What's wrong with the following proof? (Strong induction)

**Statement: **For any integer $\displaystyle n\geq 0, (x^n)'=0 $

**Proof**

**Base Case:** For $\displaystyle n=0, x^0=1, so \, (x^0)'=(1)'=0 $

**Induction hypothesis: **Assume that for some $\displaystyle k, (x^i)'=0 $ for all $\displaystyle 0 \leq i \leq k$

**Induction step: **Consider $\displaystyle x^{k+1} $. Note that $\displaystyle x^{k+1} = x* x^k$

Using product rule, $\displaystyle (x^{k+1})'=(x*x^k)'=x*(x^k)' + (x)'*x^k $

By induction hypothesis, $\displaystyle ( x^k)'=0 $ and $\displaystyle (x)'=0 $. Therefore, $\displaystyle (x^{k+1})'=0$. So the result holds by induction

I know this statement is obviously false, but I can't seem to find anything wrong with the proof that is provided.

I looked through my notes and it looks like every step of the induction process is followed correctly.

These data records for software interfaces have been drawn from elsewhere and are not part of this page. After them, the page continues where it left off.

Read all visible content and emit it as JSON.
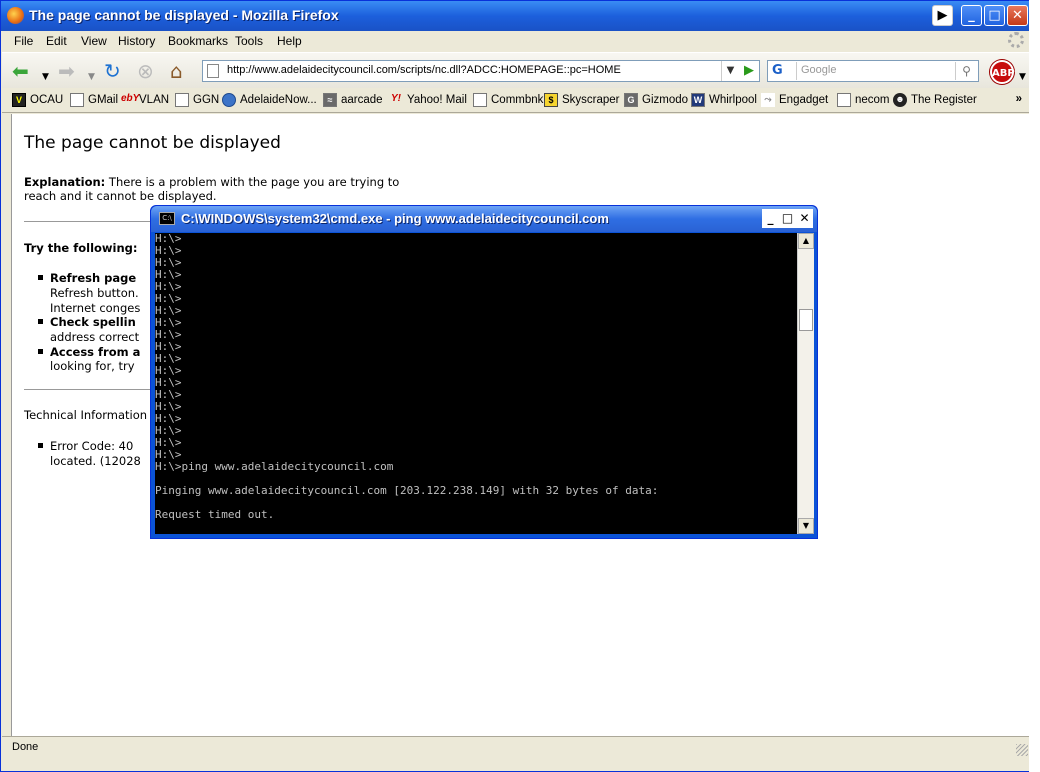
{
  "window": {
    "title": "The page cannot be displayed - Mozilla Firefox"
  },
  "menu": [
    "File",
    "Edit",
    "View",
    "History",
    "Bookmarks",
    "Tools",
    "Help"
  ],
  "nav": {
    "url": "http://www.adelaidecitycouncil.com/scripts/nc.dll?ADCC:HOMEPAGE::pc=HOME",
    "search_placeholder": "Google",
    "search_engine_glyph": "G",
    "abp_label": "ABP"
  },
  "bookmarks": [
    {
      "label": "OCAU",
      "icon": "ocau-icon",
      "glyph": "V"
    },
    {
      "label": "GMail",
      "icon": "page-icon",
      "glyph": ""
    },
    {
      "label": "VLAN",
      "icon": "ebay-icon",
      "glyph": "ebY"
    },
    {
      "label": "GGN",
      "icon": "page-icon",
      "glyph": ""
    },
    {
      "label": "AdelaideNow...",
      "icon": "globe-icon",
      "glyph": ""
    },
    {
      "label": "aarcade",
      "icon": "arcade-icon",
      "glyph": "≈"
    },
    {
      "label": "Yahoo! Mail",
      "icon": "yahoo-icon",
      "glyph": "Y!"
    },
    {
      "label": "Commbnk",
      "icon": "page-icon",
      "glyph": ""
    },
    {
      "label": "Skyscraper",
      "icon": "skyscraper-icon",
      "glyph": "$"
    },
    {
      "label": "Gizmodo",
      "icon": "gizmodo-icon",
      "glyph": "G"
    },
    {
      "label": "Whirlpool",
      "icon": "whirlpool-icon",
      "glyph": "W"
    },
    {
      "label": "Engadget",
      "icon": "rss-icon",
      "glyph": "⤳"
    },
    {
      "label": "necom",
      "icon": "page-icon",
      "glyph": ""
    },
    {
      "label": "The Register",
      "icon": "register-icon",
      "glyph": "☻"
    }
  ],
  "bookmarks_overflow": "»",
  "content": {
    "heading": "The page cannot be displayed",
    "explanation_label": "Explanation:",
    "explanation_text": " There is a problem with the page you are trying to reach and it cannot be displayed.",
    "try_heading": "Try the following:",
    "items": [
      {
        "bold": "Refresh page",
        "text": ""
      },
      {
        "bold": "",
        "text": "Refresh button."
      },
      {
        "bold": "",
        "text": "Internet conges"
      },
      {
        "bold": "Check spellin",
        "text": ""
      },
      {
        "bold": "",
        "text": "address correct"
      },
      {
        "bold": "Access from a",
        "text": ""
      },
      {
        "bold": "",
        "text": "looking for, try"
      }
    ],
    "tech_info": "Technical Information",
    "error_lines": [
      "Error Code: 40",
      "located. (12028"
    ]
  },
  "status": {
    "text": "Done"
  },
  "cmd": {
    "title": "C:\\WINDOWS\\system32\\cmd.exe - ping www.adelaidecitycouncil.com",
    "icon_glyph": "C:\\",
    "prompt_lines": [
      "H:\\>",
      "H:\\>",
      "H:\\>",
      "H:\\>",
      "H:\\>",
      "H:\\>",
      "H:\\>",
      "H:\\>",
      "H:\\>",
      "H:\\>",
      "H:\\>",
      "H:\\>",
      "H:\\>",
      "H:\\>",
      "H:\\>",
      "H:\\>",
      "H:\\>",
      "H:\\>",
      "H:\\>"
    ],
    "command": "H:\\>ping www.adelaidecitycouncil.com",
    "pinging": "Pinging www.adelaidecitycouncil.com [203.122.238.149] with 32 bytes of data:",
    "reply": "Request timed out."
  },
  "colors": {
    "xp_blue": "#0831d9",
    "console_bg": "#000000",
    "console_fg": "#c0c0c0"
  }
}
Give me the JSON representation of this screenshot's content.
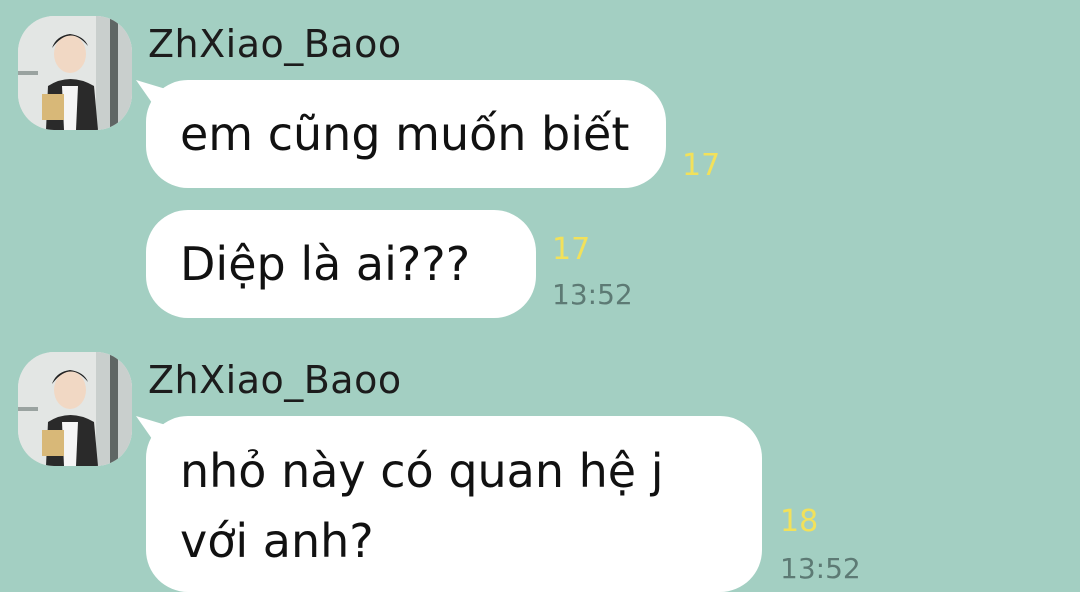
{
  "messages": [
    {
      "sender": "ZhXiao_Baoo",
      "avatar_icon": "user-avatar-photo",
      "bubbles": [
        {
          "text": "em cũng muốn biết",
          "read_count": "17",
          "time": ""
        },
        {
          "text": "Diệp là ai???",
          "read_count": "17",
          "time": "13:52"
        }
      ]
    },
    {
      "sender": "ZhXiao_Baoo",
      "avatar_icon": "user-avatar-photo",
      "bubbles": [
        {
          "text_line1": "nhỏ này có quan hệ j",
          "text_line2": "với anh?",
          "read_count": "18",
          "time": "13:52"
        }
      ]
    }
  ],
  "colors": {
    "background": "#a3cfc2",
    "bubble": "#ffffff",
    "read_count": "#f2e15a",
    "time": "#5d7a74"
  }
}
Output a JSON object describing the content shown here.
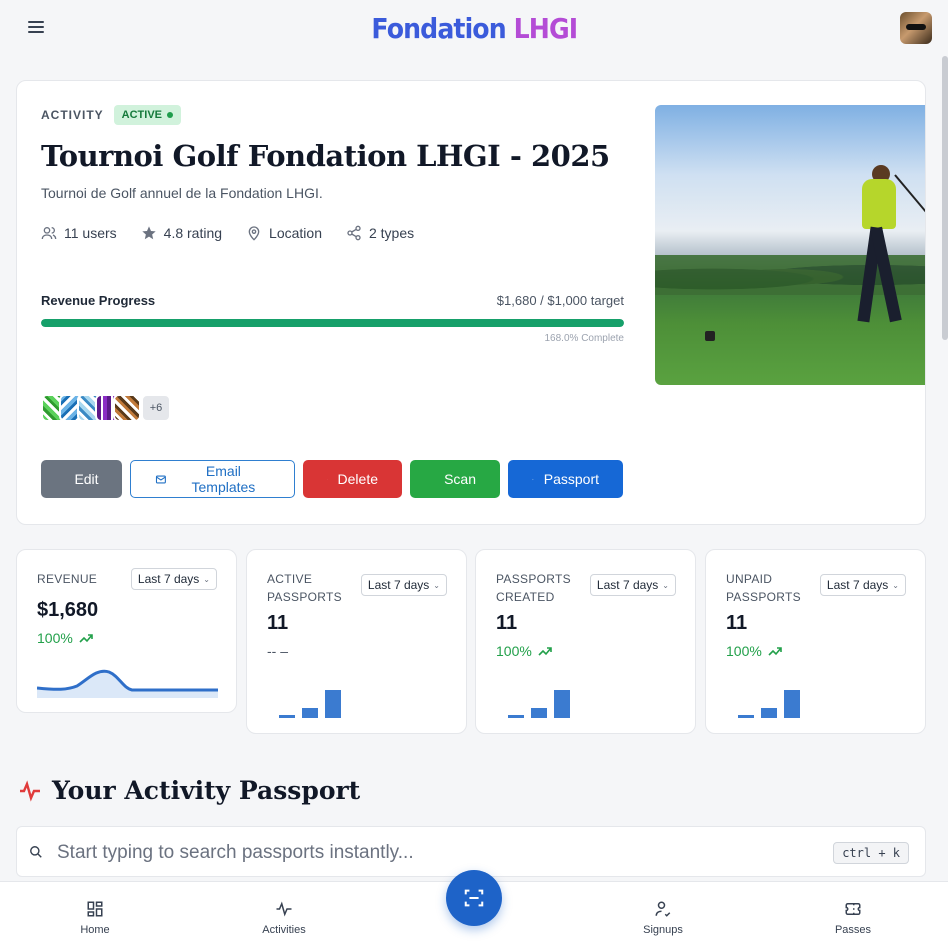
{
  "header": {
    "brand_part1": "Fondation",
    "brand_part2": "LHGI"
  },
  "activity": {
    "label": "ACTIVITY",
    "status": "ACTIVE",
    "title": "Tournoi Golf Fondation LHGI - 2025",
    "description": "Tournoi de Golf annuel de la Fondation LHGI.",
    "meta": {
      "users": "11 users",
      "rating": "4.8 rating",
      "location": "Location",
      "types": "2 types"
    },
    "revenue_label": "Revenue Progress",
    "revenue_value": "$1,680 / $1,000 target",
    "revenue_percent_note": "168.0% Complete",
    "revenue_progress_fraction": 1.0,
    "more_participants": "+6",
    "buttons": {
      "edit": "Edit",
      "email_templates": "Email Templates",
      "delete": "Delete",
      "scan": "Scan",
      "passport": "Passport"
    }
  },
  "stats": [
    {
      "label": "REVENUE",
      "range": "Last 7 days",
      "value": "$1,680",
      "delta": "100%"
    },
    {
      "label": "ACTIVE PASSPORTS",
      "range": "Last 7 days",
      "value": "11",
      "delta": "-- –",
      "bars": [
        1,
        3,
        8
      ]
    },
    {
      "label": "PASSPORTS CREATED",
      "range": "Last 7 days",
      "value": "11",
      "delta": "100%",
      "bars": [
        1,
        3,
        8
      ]
    },
    {
      "label": "UNPAID PASSPORTS",
      "range": "Last 7 days",
      "value": "11",
      "delta": "100%",
      "bars": [
        1,
        3,
        8
      ]
    }
  ],
  "passport_section": {
    "title": "Your Activity Passport",
    "search_placeholder": "Start typing to search passports instantly...",
    "shortcut": "ctrl + k"
  },
  "nav": {
    "home": "Home",
    "activities": "Activities",
    "signups": "Signups",
    "passes": "Passes"
  },
  "colors": {
    "accent": "#1668d6",
    "success": "#16a06a",
    "danger": "#d93535"
  }
}
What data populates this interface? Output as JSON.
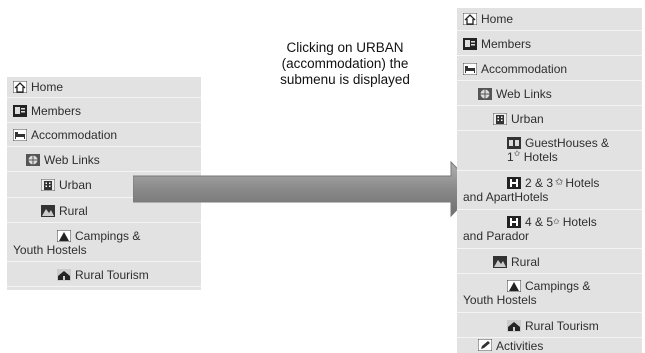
{
  "annotation": {
    "lines": [
      "Clicking on URBAN",
      "(accommodation) the",
      "submenu is displayed"
    ]
  },
  "left_menu": {
    "home": "Home",
    "members": "Members",
    "accommodation": "Accommodation",
    "web_links": "Web Links",
    "urban": "Urban",
    "rural": "Rural",
    "campings_line1": "Campings &",
    "campings_line2": "Youth Hostels",
    "rural_tourism": "Rural Tourism"
  },
  "right_menu": {
    "home": "Home",
    "members": "Members",
    "accommodation": "Accommodation",
    "web_links": "Web Links",
    "urban": "Urban",
    "guesthouses_line1": "GuestHouses &",
    "guesthouses_line2": "Hotels",
    "guesthouses_num": "1",
    "hotels23_line1_a": "2 & 3",
    "hotels23_line1_b": "Hotels",
    "hotels23_line2": "and ApartHotels",
    "hotels45_line1_a": "4 & 5",
    "hotels45_line1_b": "Hotels",
    "hotels45_line2": "and Parador",
    "rural": "Rural",
    "campings_line1": "Campings &",
    "campings_line2": "Youth Hostels",
    "rural_tourism": "Rural Tourism",
    "activities": "Activities"
  },
  "icons": {
    "home": "home-icon",
    "members": "id-card-icon",
    "accommodation": "bed-icon",
    "web_links": "globe-icon",
    "urban": "building-icon",
    "rural": "mountain-icon",
    "campings": "tent-icon",
    "rural_tourism": "farmhouse-icon",
    "guesthouses": "guesthouse-icon",
    "hotel": "hotel-h-icon",
    "activities": "pencil-icon"
  },
  "colors": {
    "menu_bg": "#e2e2e2",
    "arrow": "#8a8a8a"
  }
}
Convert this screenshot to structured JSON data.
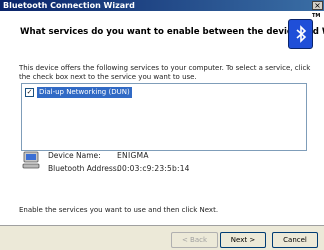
{
  "window": {
    "title": "Bluetooth Connection Wizard",
    "close_glyph": "×"
  },
  "header": {
    "question": "What services do you want to enable between the device and Windows?",
    "tm": "TM"
  },
  "body": {
    "description": "This device offers the following services to your computer. To select a service, click the check box next to the service you want to use.",
    "services": [
      {
        "label": "Dial-up Networking (DUN)",
        "checked": true
      }
    ],
    "device_name_label": "Device Name:",
    "device_name_value": "ENIGMA",
    "bt_address_label": "Bluetooth Address:",
    "bt_address_value": "00:03:c9:23:5b:14",
    "hint": "Enable the services you want to use and then click Next."
  },
  "buttons": {
    "back": "< Back",
    "next": "Next >",
    "cancel": "Cancel"
  },
  "colors": {
    "title_bar": "#0a246a",
    "selection": "#316ac5",
    "dialog_bg": "#ece9d8"
  }
}
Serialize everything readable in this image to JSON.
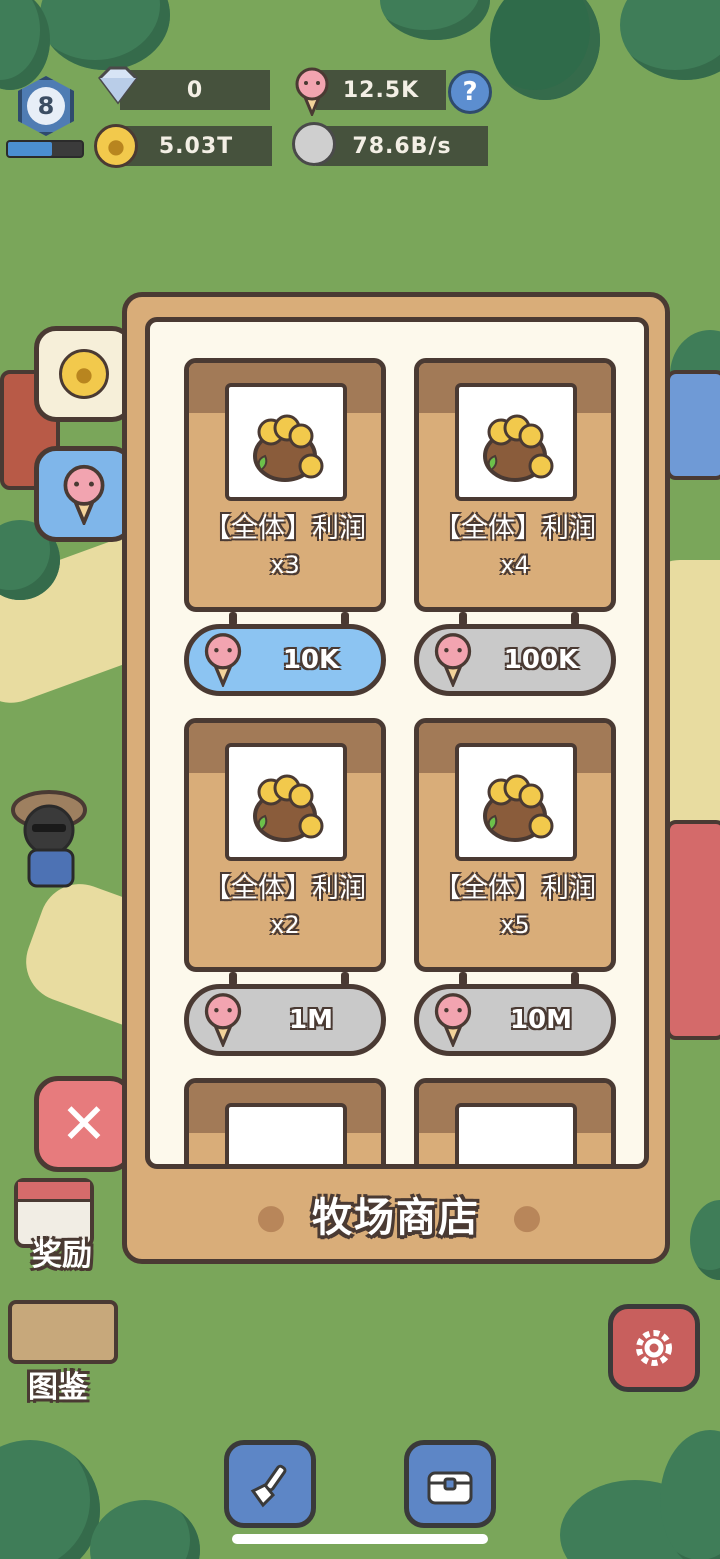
{
  "hud": {
    "level": "8",
    "xp_progress": 0.6,
    "gems": "0",
    "ice_cream_currency": "12.5K",
    "coins": "5.03T",
    "income_rate": "78.6B/s",
    "help_label": "?"
  },
  "side_tabs": {
    "coin_icon": "paw-coin-icon",
    "ice_cream_icon": "ice-cream-icon",
    "close_label": "✕"
  },
  "shop": {
    "title": "牧场商店",
    "items": [
      {
        "name": "【全体】利润",
        "multiplier": "x3",
        "price": "10K",
        "affordable": true
      },
      {
        "name": "【全体】利润",
        "multiplier": "x4",
        "price": "100K",
        "affordable": false
      },
      {
        "name": "【全体】利润",
        "multiplier": "x2",
        "price": "1M",
        "affordable": false
      },
      {
        "name": "【全体】利润",
        "multiplier": "x5",
        "price": "10M",
        "affordable": false
      }
    ]
  },
  "left_buttons": {
    "rewards_label": "奖励",
    "collection_label": "图鉴"
  },
  "colors": {
    "panel": "#d9ad79",
    "panel_inner": "#fdf9ec",
    "outline": "#4a3a33",
    "active_button": "#8cc4f2",
    "inactive_button": "#c9c9c9"
  }
}
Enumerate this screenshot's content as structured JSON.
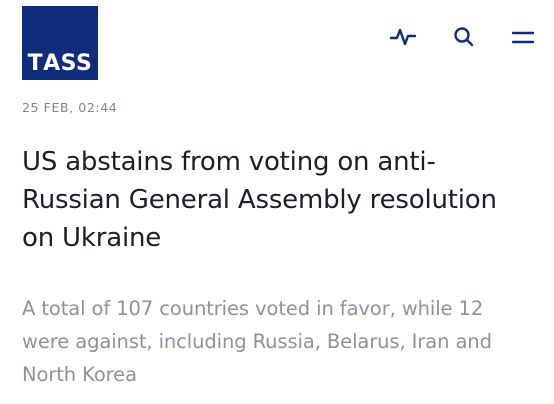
{
  "header": {
    "logo_text": "ТАSS",
    "brand_color": "#0f2d7a",
    "icons": [
      "activity-icon",
      "search-icon",
      "menu-icon"
    ]
  },
  "article": {
    "date": "25 FEB, 02:44",
    "headline": "US abstains from voting on anti-Russian General Assembly resolution on Ukraine",
    "lead": "A total of 107 countries voted in favor, while 12 were against, including Russia, Belarus, Iran and North Korea"
  },
  "colors": {
    "headline": "#1a1f2b",
    "lead": "#8c929d",
    "date": "#7d8593",
    "icons": "#0f2d7a"
  }
}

Can someone please help me figure out which part is wrong? or give me a hint?

Re: What's wrong with the following proof? (Strong induction)

Re: What's wrong with the following proof? (Strong induction)

Upon reflection, my post above is too curt.

When you show that $(x^0)' = 0$ you have proved that

$the\ set\ J\ such\ that\ i \in J \implies i \in \mathbb Z\ and\ i \ge 0\ and\ (x^i)' = 0\ is\ not\ empty.$

Thus I dislike the traditional phraseology "$Assume\ for\ some\ integer\ k \ge 0\ that\ (x^k)' = 0."$

You have proved that J contains at least one such integer. So I prefer to say, "Let k be any member of J." But you have not proved that 1 is in set J, and so (x^{1})' = 0 is not permissible (as well as being false).

Re: What's wrong with the following proof? (Strong induction)

Hi,

I hope this helps. Whenever doing a "strong" inductive proof, it's probably a bad idea to use n+1 as m as in the following:

http://i62.tinypic.com/5x5w29.png

Re: What's wrong with the following proof? (Strong induction)

Hint: what happens for k = 1?

A variation of this proof is used to prove that all horses are the same color. Basically, you are using the wrong base case.

Re: What's wrong with the following proof? (Strong induction)

Quote:

Originally Posted by

**nubshat** **Statement: **For any integer $\displaystyle n\geq 0, (x^n)'=0 $

**Proof**

**Base Case:** For $\displaystyle n=0, x^0=1, so \, (x^0)'=(1)'=0 $

**Induction hypothesis: **Assume that for some $\displaystyle k, (x^i)'=0 $ for all $\displaystyle 0 \leq i \leq k$

**Induction step: **Consider $\displaystyle x^{k+1} $. Note that $\displaystyle x^{k+1} = x* x^k$

Using product rule, $\displaystyle (x^{k+1})'=(x*x^k)'=x*(x^k)' + (x)'*x^k $

By induction hypothesis, $\displaystyle ( x^k)'=0 $ and $\displaystyle (x)'=0 $.

This step does not work for k= 0 because you are using "$\displaystyle (x)'= 0$ before you have proved it.

Quote:

Therefore, $\displaystyle (x^{k+1})'=0$. So the result holds by induction

I know this statement is obviously false, but I can't seem to find anything wrong with the proof that is provided.

I looked through my notes and it looks like every step of the induction process is followed correctly.

Can someone please help me figure out which part is wrong? or give me a hint?